The menu at Ruscalleda’s Japanese restaurant includes her own style of tapas: autumn aspic with prawn, pistachio sausage and mushroom escabeche. Her desserts include Landscape of Sant Pol del Mar, in reality sculptures on a plate denoting the Catalan mountains and Barcelona architecture of her homeland. Desserts like liquorice and sherbet stick, liquid absinthe candy and coffee marzipan soar skywards like those hills and Barcelona’s Gaudi-twisted architecture.
Adrià came bounding on the stage when Ruscalleda finished her last dish.
“Haute cuisine owes a lot to Japan and I wouldn’t be allowed to express myself without this influence, the most avant-garde of cuisines” he announced to the 1,000-strong audience. Adrià, like Ruscalleda, has incorporated Japanese influences into his highly innovative type of cooking.

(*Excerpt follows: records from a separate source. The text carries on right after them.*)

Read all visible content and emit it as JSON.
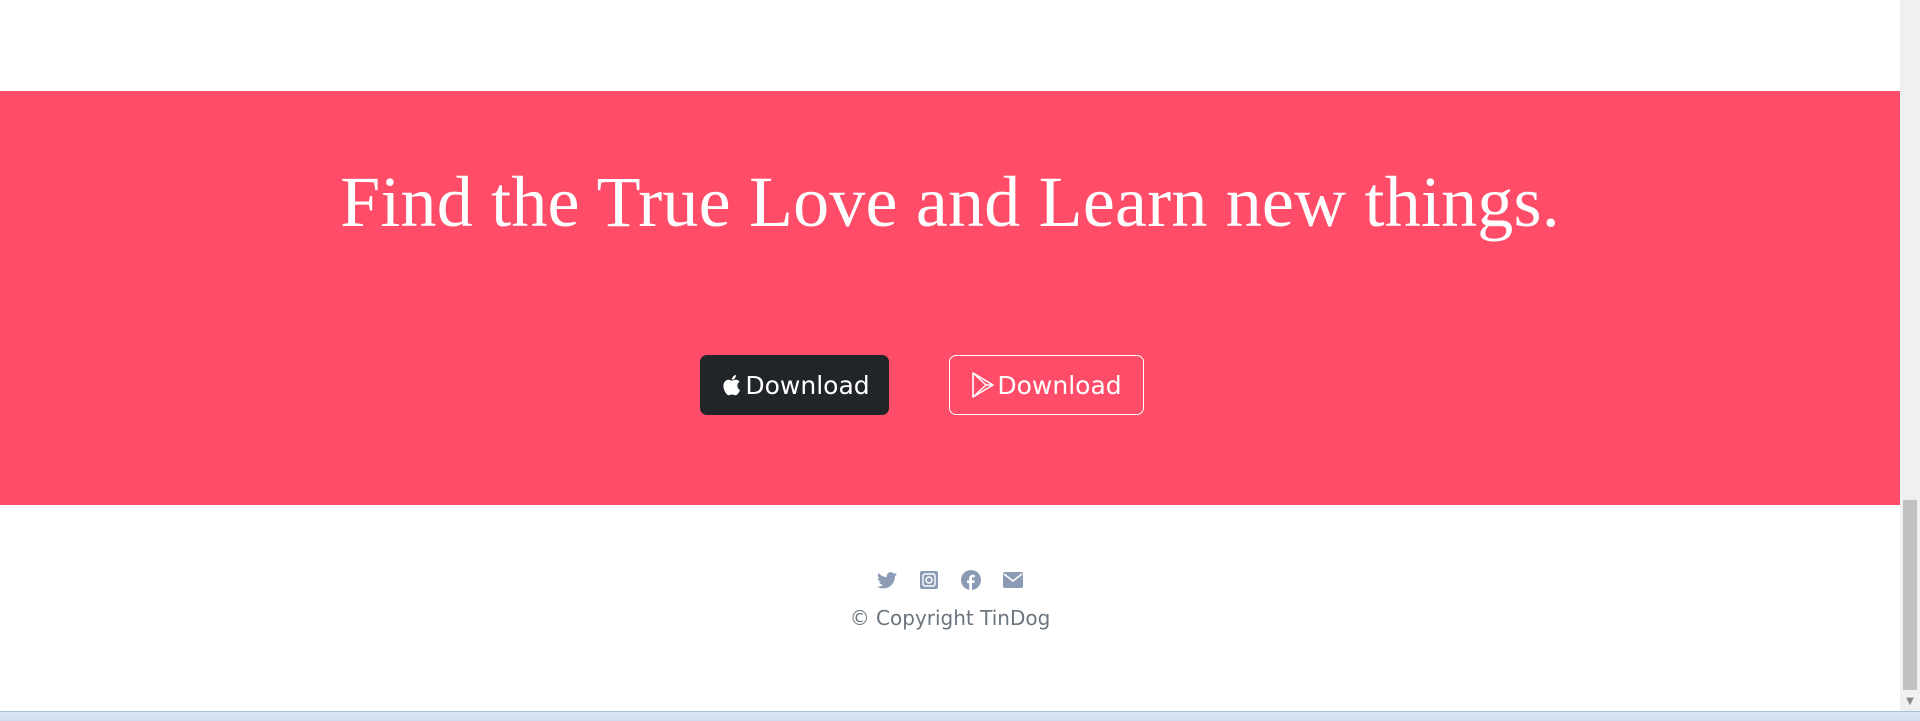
{
  "cta": {
    "heading": "Find the True Love and Learn new things.",
    "buttons": [
      {
        "label": "Download",
        "icon": "apple-icon",
        "style": "dark"
      },
      {
        "label": "Download",
        "icon": "google-play-icon",
        "style": "outline"
      }
    ],
    "background_color": "#ff4c68"
  },
  "footer": {
    "social_icons": [
      "twitter-icon",
      "instagram-icon",
      "facebook-icon",
      "envelope-icon"
    ],
    "icon_color": "#8c9bb5",
    "copyright": "© Copyright TinDog"
  }
}
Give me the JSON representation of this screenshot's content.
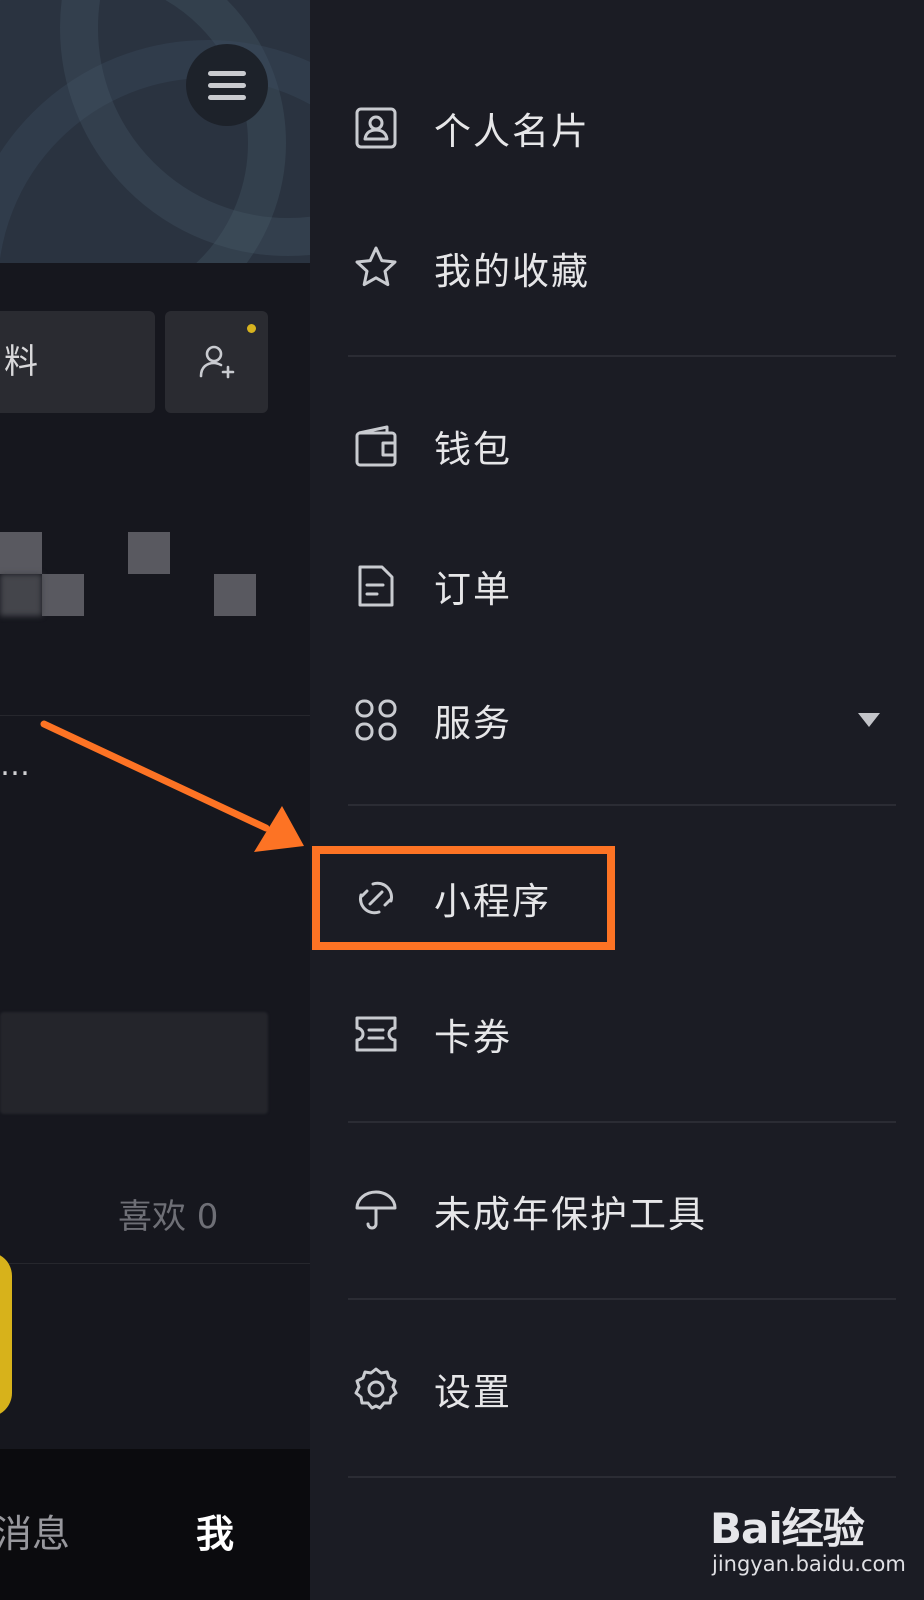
{
  "left_page": {
    "edit_profile_fragment": "料",
    "ellipsis": "…",
    "likes_text": "喜欢 0",
    "tabs": {
      "messages": "消息",
      "me": "我"
    }
  },
  "drawer": {
    "items": [
      {
        "label": "个人名片",
        "icon": "profile-card-icon"
      },
      {
        "label": "我的收藏",
        "icon": "star-icon"
      },
      {
        "label": "钱包",
        "icon": "wallet-icon"
      },
      {
        "label": "订单",
        "icon": "order-document-icon"
      },
      {
        "label": "服务",
        "icon": "services-grid-icon"
      },
      {
        "label": "小程序",
        "icon": "mini-program-link-icon"
      },
      {
        "label": "卡券",
        "icon": "coupon-ticket-icon"
      },
      {
        "label": "未成年保护工具",
        "icon": "umbrella-icon"
      },
      {
        "label": "设置",
        "icon": "gear-icon"
      }
    ]
  },
  "annotation": {
    "highlight_color": "#fd7324",
    "target": "小程序"
  },
  "watermark": {
    "logo": "Bai经验",
    "url": "jingyan.baidu.com"
  },
  "colors": {
    "drawer_bg": "#1b1c24",
    "accent_yellow": "#d7b21b",
    "annotation_orange": "#fd7324"
  }
}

“Cooking is a language through which harmony, creativity, happiness, beauty, poetry, complexity, magic, humour, provocation and culture can be expressed,” he said. Ruscalleda and Adrià amply demonstrated these Japanese characteristics.
CONGER EEL WITH PEAS
- 400g conger eel head
- 500g of conger eel tail
- 30ml oil or clarified butter
- 70g spring onion, chopped
For the stock
- 1 bulb of garlic
- Parsley to taste
- 2 ripe tomatoes
- 100ml sweet sherry
- 100ml dry sherry
- 1.5litres mineral water
For the chopped peas
- 600g shelled peas
- 1/4 garlic clove
- 3 parsley leaves
- A pinch of flour and salt
- 4 sweet pea flowers
- Low-gluten cornflour
- Extra-virgin olive oil (for frying)
- 8 slices of conger eel, from the top part, without skin or bones (use tweezers to remove the bones that penetrate the flesh)
- Salt and white pepper
Preparing the stock
Fry the sliced head and tail of the conger eel, and season. When it is golden and cooked, add the spring onion and continue cooking.
Cover the fried mixture with the finely chopped garlic, parsley, tomato concasse and both sherries. Cook for four minutes and add the boiling mineral water. Continue cooking on a medium heat for 15 minutes.
Mince the conger eel lightly with a hand-held electric blender and cook for five minutes more. Strain and reserve the stock.
Cooking the peas
Heat 1/2 litre of the stock in a pan. When it is at boiling point, add the peas, cover and cook on a medium heat for two minutes. Add the pea base, finely chopped and crushed in a mortar. Cook for three minutes. Adjust the salt and pepper and remove from the heat for five minutes.
Dust the conger slices with seasoned cornflour (having removed the bones) and fry until they are just cooked.
Serve the pea juice in deep plates and place the fried conger on top along with a sweet pea flower.